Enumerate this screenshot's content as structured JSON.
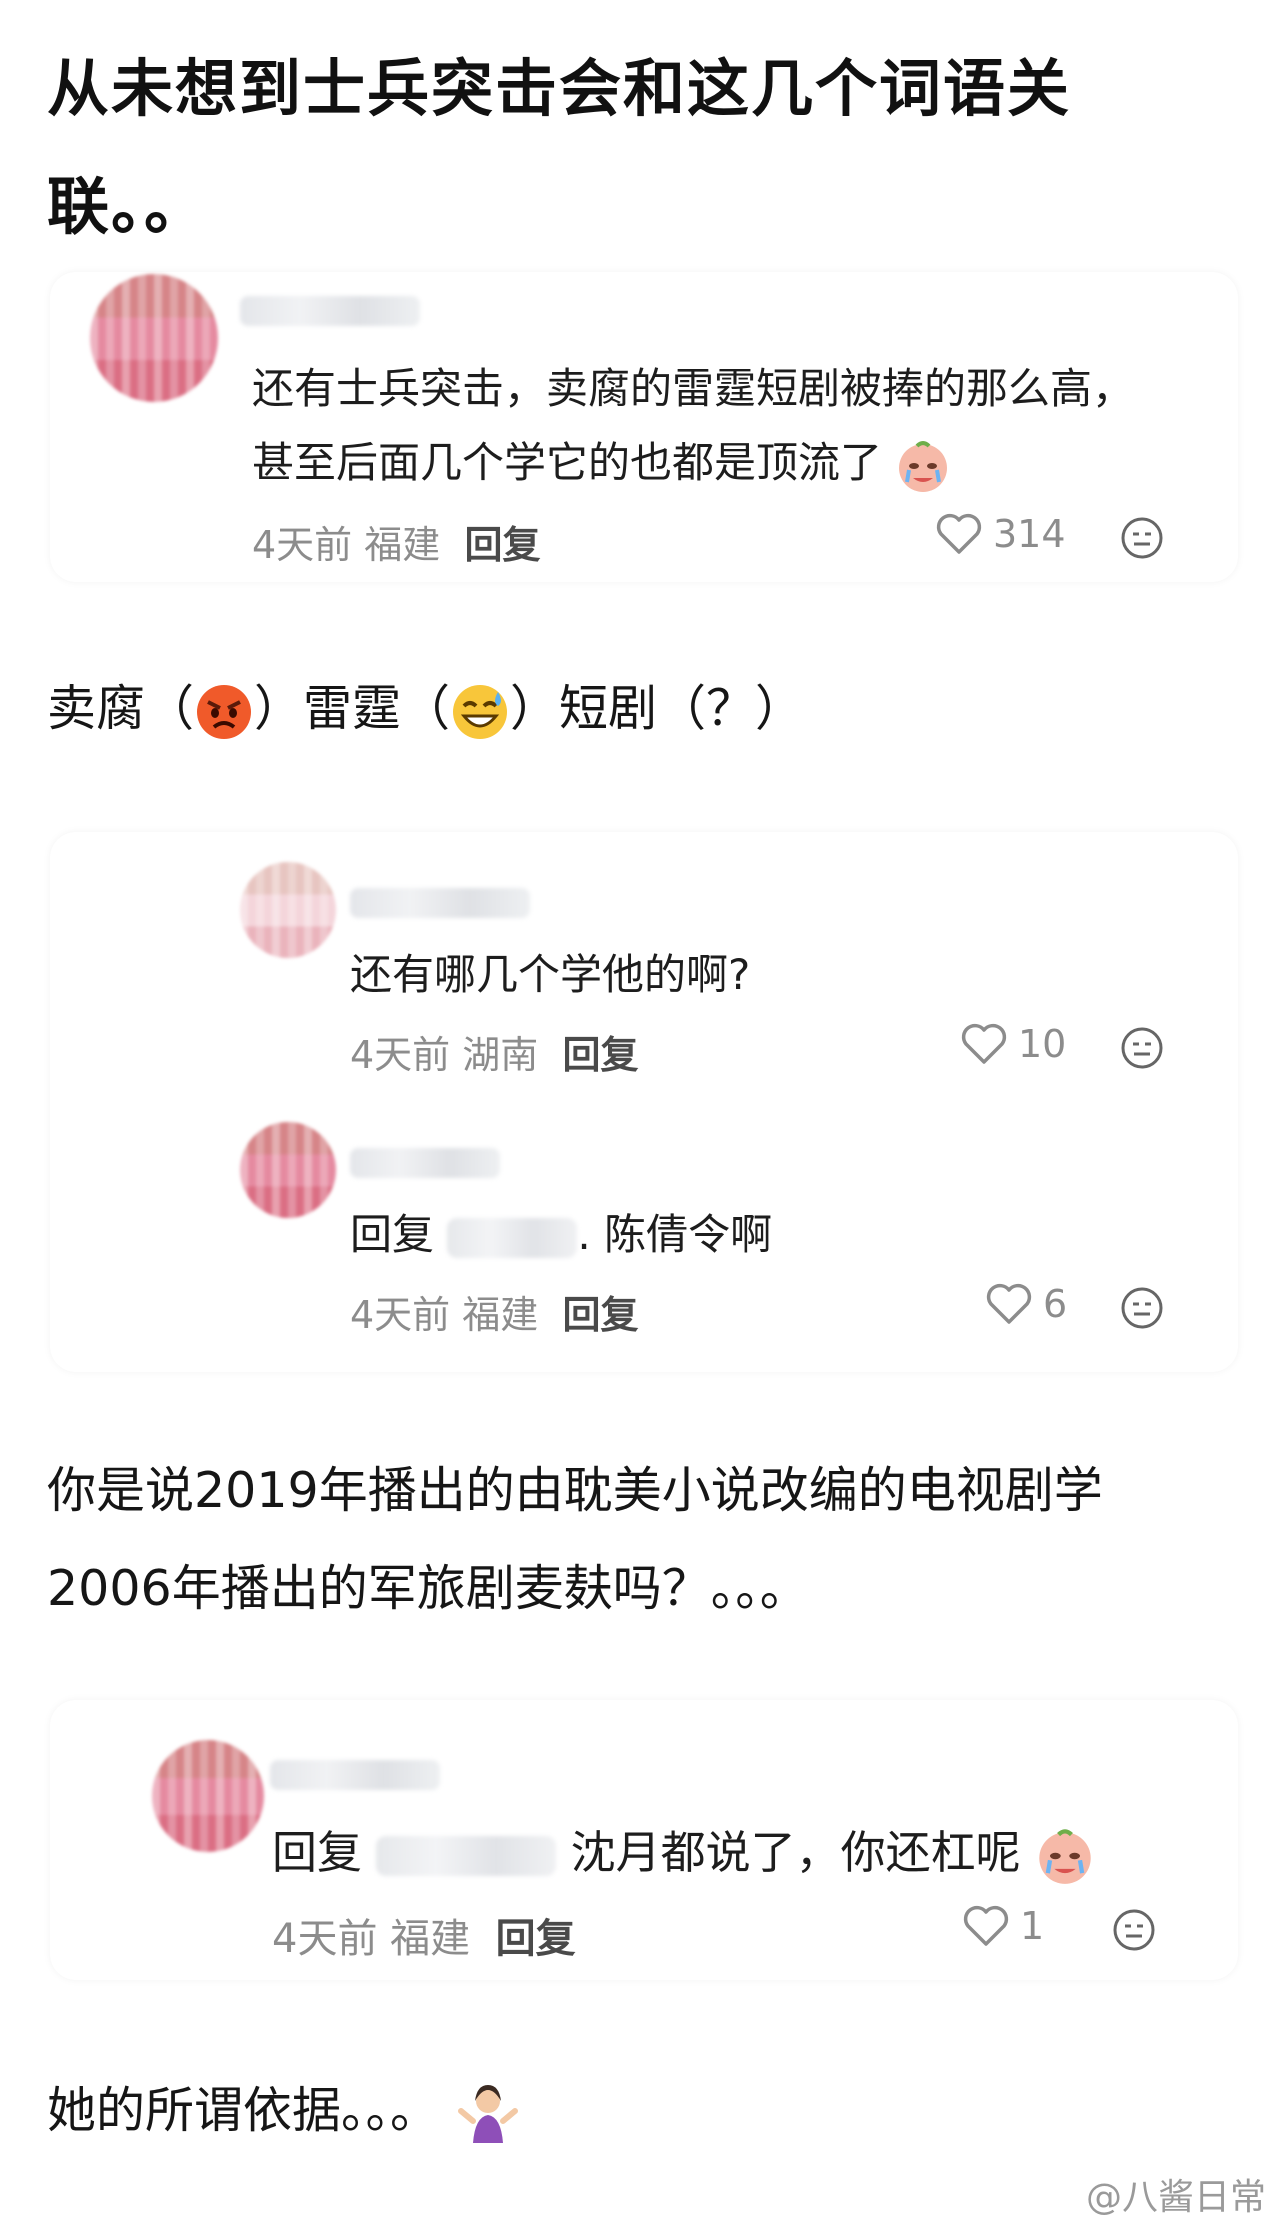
{
  "post": {
    "title": "从未想到士兵突击会和这几个词语关联。。",
    "line1_parts": [
      "卖腐（",
      "）雷霆（",
      "）短剧（？）"
    ],
    "line1_emoji": [
      "angry-face",
      "grinning-sweat-face"
    ],
    "para2": "你是说2019年播出的由耽美小说改编的电视剧学2006年播出的军旅剧麦麸吗？。。。",
    "para3": "她的所谓依据。。。"
  },
  "comments": [
    {
      "text": "还有士兵突击，卖腐的雷霆短剧被捧的那么高，甚至后面几个学它的也都是顶流了",
      "time": "4天前",
      "location": "福建",
      "reply_label": "回复",
      "likes": "314"
    },
    {
      "text": "还有哪几个学他的啊?",
      "time": "4天前",
      "location": "湖南",
      "reply_label": "回复",
      "likes": "10"
    },
    {
      "reply_prefix": "回复",
      "text": "陈倩令啊",
      "time": "4天前",
      "location": "福建",
      "reply_label": "回复",
      "likes": "6"
    },
    {
      "reply_prefix": "回复",
      "text": "沈月都说了，你还杠呢",
      "time": "4天前",
      "location": "福建",
      "reply_label": "回复",
      "likes": "1"
    }
  ],
  "watermark": "@八酱日常",
  "icons": {
    "like": "heart-outline-icon",
    "dislike": "neutral-face-icon",
    "emoji_crying": "crying-face-icon",
    "emoji_shrug": "woman-shrugging-icon"
  }
}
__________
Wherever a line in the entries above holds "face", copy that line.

OUTPUT FOR THIS EXERCISE →
      "angry-face",
      "grinning-sweat-face"
    "dislike": "neutral-face-icon",
    "emoji_crying": "crying-face-icon",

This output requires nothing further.